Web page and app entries
※ ※ ※
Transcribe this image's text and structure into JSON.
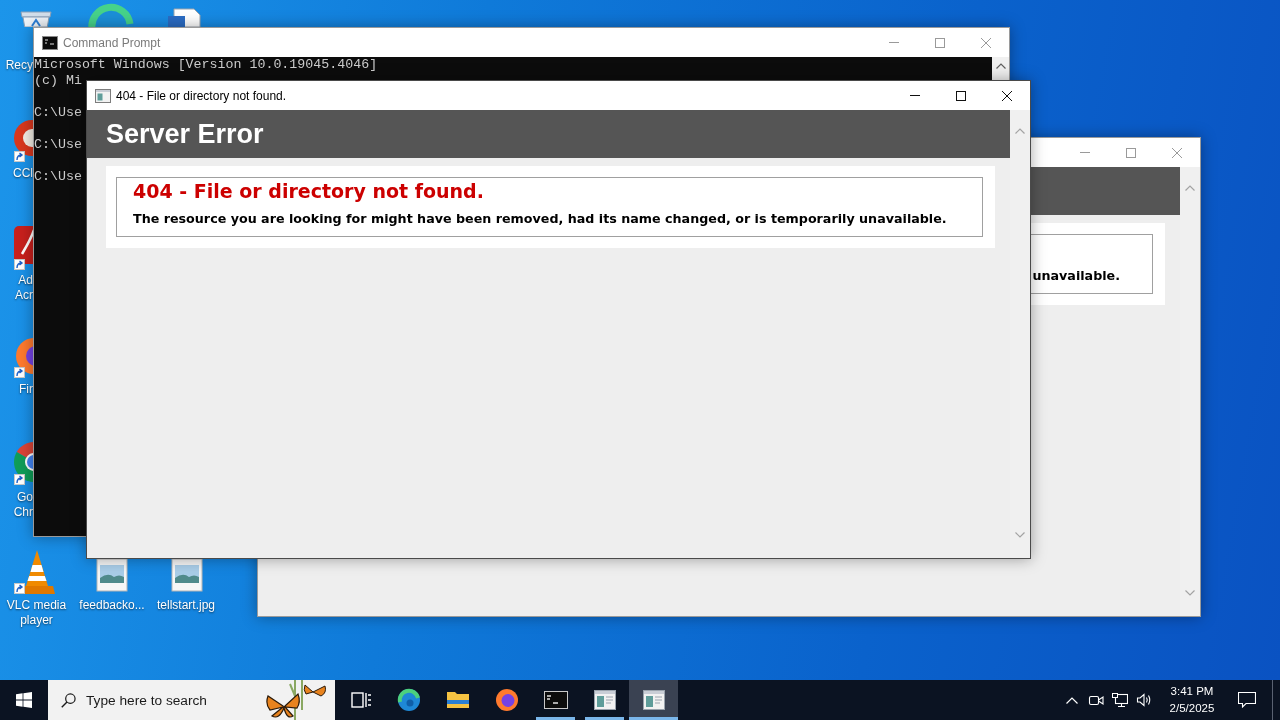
{
  "desktop": {
    "icons": [
      {
        "kind": "recycle-bin",
        "label": "Recy",
        "shortcut": false
      },
      {
        "kind": "swirl",
        "shortcut": false
      },
      {
        "kind": "document",
        "shortcut": false
      },
      {
        "kind": "cleaner",
        "label": "CCl",
        "shortcut": true
      },
      {
        "kind": "pdf",
        "label": "Ad Acr",
        "shortcut": true
      },
      {
        "kind": "fox",
        "label": "Fir",
        "shortcut": true
      },
      {
        "kind": "ring",
        "label": "Go Chr",
        "shortcut": true
      },
      {
        "kind": "cone",
        "label": "VLC media player",
        "shortcut": true
      },
      {
        "kind": "image",
        "label": "feedbacko...",
        "shortcut": false
      },
      {
        "kind": "image",
        "label": "tellstart.jpg",
        "shortcut": false
      }
    ]
  },
  "windows": [
    {
      "kind": "console",
      "title": "Command Prompt",
      "active": false,
      "lines": [
        {
          "kind": "output",
          "text": "Microsoft Windows [Version 10.0.19045.4046]"
        },
        {
          "kind": "output",
          "text": "(c) Mi"
        },
        {
          "kind": "prompt",
          "text": "C:\\Use"
        },
        {
          "kind": "prompt",
          "text": "C:\\Use"
        },
        {
          "kind": "prompt",
          "text": "C:\\Use"
        }
      ]
    },
    {
      "kind": "browser",
      "title": "404 - File or directory not found.",
      "active": true,
      "header": "Server Error",
      "error_heading": "404 - File or directory not found.",
      "error_text": "The resource you are looking for might have been removed, had its name changed, or is temporarily unavailable."
    },
    {
      "kind": "browser",
      "active": false,
      "error_text": "unavailable."
    }
  ],
  "taskbar": {
    "search": {
      "placeholder": "Type here to search"
    },
    "apps": [
      {
        "kind": "task-view",
        "running": false,
        "selected": false
      },
      {
        "kind": "swirl",
        "running": false,
        "selected": false
      },
      {
        "kind": "folder",
        "running": false,
        "selected": false
      },
      {
        "kind": "fox",
        "running": false,
        "selected": false
      },
      {
        "kind": "terminal",
        "running": true,
        "selected": false
      },
      {
        "kind": "window",
        "running": true,
        "selected": false
      },
      {
        "kind": "window",
        "running": true,
        "selected": true
      }
    ],
    "clock": {
      "time": "3:41 PM",
      "date": "2/5/2025"
    }
  }
}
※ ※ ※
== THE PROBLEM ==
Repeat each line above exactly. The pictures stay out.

== RESPONSE AREA ==
Transcribe this image's text and structure into JSON.
{
  "desktop": {
    "icons": [
      {
        "kind": "recycle-bin",
        "label": "Recy",
        "shortcut": false
      },
      {
        "kind": "swirl",
        "shortcut": false
      },
      {
        "kind": "document",
        "shortcut": false
      },
      {
        "kind": "cleaner",
        "label": "CCl",
        "shortcut": true
      },
      {
        "kind": "pdf",
        "label": "Ad Acr",
        "shortcut": true
      },
      {
        "kind": "fox",
        "label": "Fir",
        "shortcut": true
      },
      {
        "kind": "ring",
        "label": "Go Chr",
        "shortcut": true
      },
      {
        "kind": "cone",
        "label": "VLC media player",
        "shortcut": true
      },
      {
        "kind": "image",
        "label": "feedbacko...",
        "shortcut": false
      },
      {
        "kind": "image",
        "label": "tellstart.jpg",
        "shortcut": false
      }
    ]
  },
  "windows": [
    {
      "kind": "console",
      "title": "Command Prompt",
      "active": false,
      "lines": [
        {
          "kind": "output",
          "text": "Microsoft Windows [Version 10.0.19045.4046]"
        },
        {
          "kind": "output",
          "text": "(c) Mi"
        },
        {
          "kind": "prompt",
          "text": "C:\\Use"
        },
        {
          "kind": "prompt",
          "text": "C:\\Use"
        },
        {
          "kind": "prompt",
          "text": "C:\\Use"
        }
      ]
    },
    {
      "kind": "browser",
      "title": "404 - File or directory not found.",
      "active": true,
      "header": "Server Error",
      "error_heading": "404 - File or directory not found.",
      "error_text": "The resource you are looking for might have been removed, had its name changed, or is temporarily unavailable."
    },
    {
      "kind": "browser",
      "active": false,
      "error_text": "unavailable."
    }
  ],
  "taskbar": {
    "search": {
      "placeholder": "Type here to search"
    },
    "apps": [
      {
        "kind": "task-view",
        "running": false,
        "selected": false
      },
      {
        "kind": "swirl",
        "running": false,
        "selected": false
      },
      {
        "kind": "folder",
        "running": false,
        "selected": false
      },
      {
        "kind": "fox",
        "running": false,
        "selected": false
      },
      {
        "kind": "terminal",
        "running": true,
        "selected": false
      },
      {
        "kind": "window",
        "running": true,
        "selected": false
      },
      {
        "kind": "window",
        "running": true,
        "selected": true
      }
    ],
    "clock": {
      "time": "3:41 PM",
      "date": "2/5/2025"
    }
  }
}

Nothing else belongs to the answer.